Arlington County’s new Warren G. Stambaugh Human Services Center has been awarded LEED® Gold certification through the U.S. Green Building Council and Green Building Certification Institute (GBCI). LEED is the nation’s preeminent program for the design, construction and operation of high performance green buildings.
“Green buildings have many benefits including more efficient and cost effective use of building resources, significant energy and operational savings, increased productivity and reduced absenteeism among occupants, and reduced stormwater and air pollution impacts,” said Arlington County Board Chairman Christopher Zimmerman. “The new Stambaugh Center sets a great example for future building projects, both public and private, in the community.”
The Human Services Center achieved LEED certification for its successful retrofit of an existing building -- including energy use, lighting, water and material use as well as incorporating a variety of other sustainable strategies. By using less energy and water, LEED certified buildings save money for families, businesses and taxpayers; reduce greenhouse gas emissions; and contribute to a healthier environment for residents, workers and the larger community.
“Arlington’s LEED certification for the Human Services Center demonstrates tremendous green building leadership,” said Rick Fedrizzi, President, CEO & Founding Chair, U.S. Green Building Council. “The urgency of USGBC’s mission has challenged the industry to move faster and reach further than ever before, and Arlington’s ongoing effort serves as a prime example with just how much we can accomplish.”

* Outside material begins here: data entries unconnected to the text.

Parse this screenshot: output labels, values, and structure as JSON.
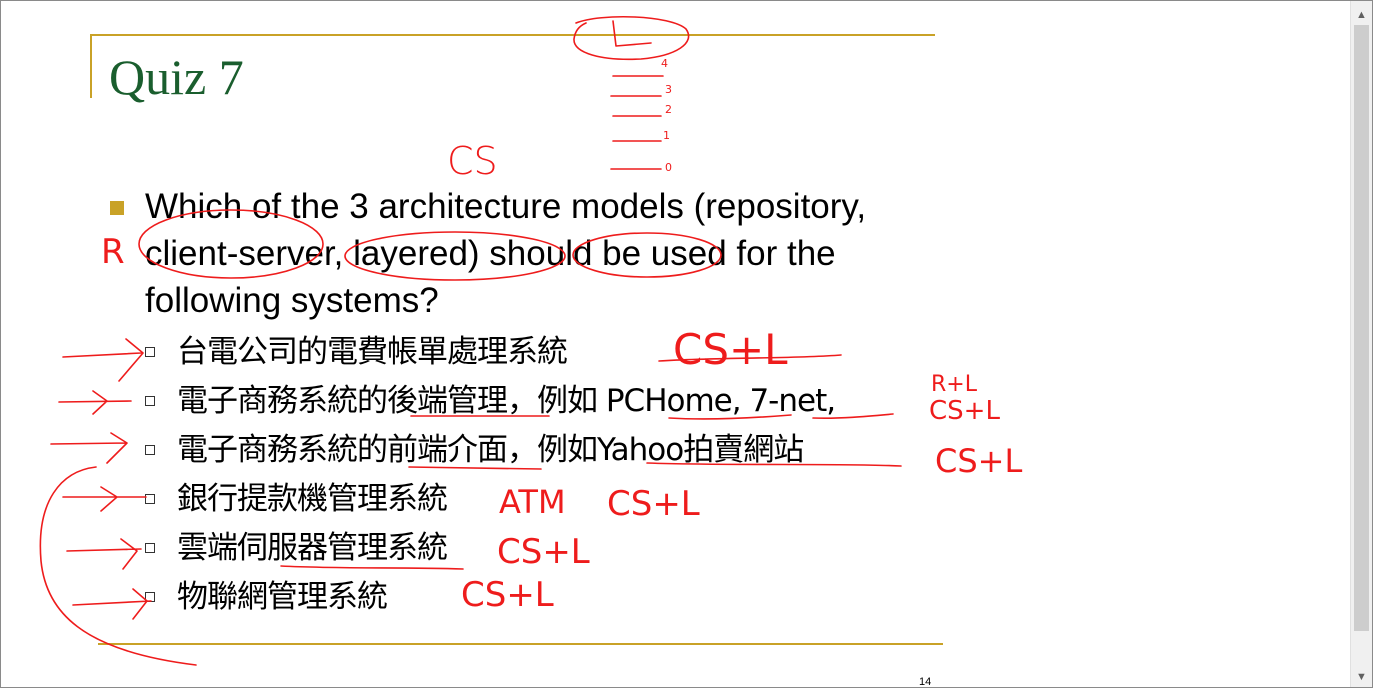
{
  "slide": {
    "title": "Quiz 7",
    "question": "Which of the 3 architecture models (repository, client-server, layered) should be used for the following systems?",
    "items": [
      "台電公司的電費帳單處理系統",
      "電子商務系統的後端管理，例如 PCHome, 7-net,",
      "電子商務系統的前端介面，例如Yahoo拍賣網站",
      "銀行提款機管理系統",
      "雲端伺服器管理系統",
      "物聯網管理系統"
    ],
    "page_number": "14"
  },
  "annotations": {
    "cs": "CS",
    "r": "R",
    "atm": "ATM",
    "answers": [
      "CS+L",
      "R+L",
      "CS+L",
      "CS+L",
      "CS+L",
      "CS+L",
      "CS+L"
    ],
    "stack_numbers": [
      "4",
      "3",
      "2",
      "1",
      "0"
    ]
  },
  "scrollbar": {
    "up_icon": "▲",
    "down_icon": "▼"
  },
  "colors": {
    "title": "#1a5e2e",
    "rule": "#c9a227",
    "ink": "#ee1c1c"
  }
}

LEED certification of the Human Services Center was based on a number of green design and construction features that positively impact the project itself and the broader community. These features include:
- Energy efficient lighting (motion sensors)
- Low-emitting materials, adhesives, paints and flooring
- EnergyStar rated equipment and appliances
- Long Term Lease (+10 years)
- 23.32% of total building materials used recycled materials
- Thermal comfort monitoring
Warren G. Stambaugh Human Services Center
The facility was named in honor of Warren G. Stambaugh, who served in the Virginia General Assembly from 1973 until his death in 1990. Throughout his career, Stambaugh fought for the rights of persons with mental and physical disabilities and for services and opportunities to assist them. His dedication to equal opportunity for all was illustrated by his successful two-year effort to secure passage of the Virginians with Disabilities Act. This comprehensive “civil rights” bill for persons with disabilities guarantees the rights of all disabled citizens to employment, housing, education, transportation, public accommodations, and needed services.
The Human Services Center is located at 2100 Washington Blvd. in the Penrose Neighborhood. DHS provides and promotes essential community services through five main divisions: Economic Independence, Child and Family Services, Public Health, Aging and Disability Services, and Behavioral Healthcare. The Human Services Center also features the Arlington Employment Center, the region’s only Comprehensive One-Stop Workforce Center and one of only seven in the state.
U.S. Green Building Council
The Washington, D.C.-based U.S. Green Building Council is committed to a prosperous and sustainable future for our nation through cost-efficient and energy-saving green buildings. With a community comprising 80 local affiliates, more than 18,000 member companies and organizations, and more than 155,000 LEED Professional Credential holders, USGBC is the driving force of an industry that is projected to contribute $554 billion to the U.S. gross domestic product from 2009-2013. USGBC leads an unlikely diverse constituency of builders and environmentalists, corporations and nonprofit organizations, elected officials and concerned citizens, and teachers and students.
Buildings in the United States are responsible for 39% of CO2 emissions, 40% of energy consumption, 13% water consumption and 15% of GDP per year, making green building a source of significant economic and environmental opportunity. Greater building efficiency can meet 85% of future U.S. demand for energy, and a national commitment to green building has the potential to generate 2.5 million American jobs.
The U.S. Green Building Council's LEED green building certification system is the foremost program for the design, construction and operation of green buildings. Over 32,000 projects are currently participating in the commercial and institutional LEED rating systems, comprising over 9.6 billion square feet of construction space in all 50 states and 114 countries.
By using less energy, LEED-certified buildings save money for families, businesses and taxpayers; reduce greenhouse gas emissions; and contribute to a healthier environment for residents, workers and the larger community.
USGBC was co-founded by current President and CEO Rick Fedrizzi, who spent 25 years as a Fortune 500 executive. Under his 15-year leadership, the organization has become the preeminent green building, membership, policy, standards, influential, education and research organization in the nation.
For more information, visit www.usgbc.org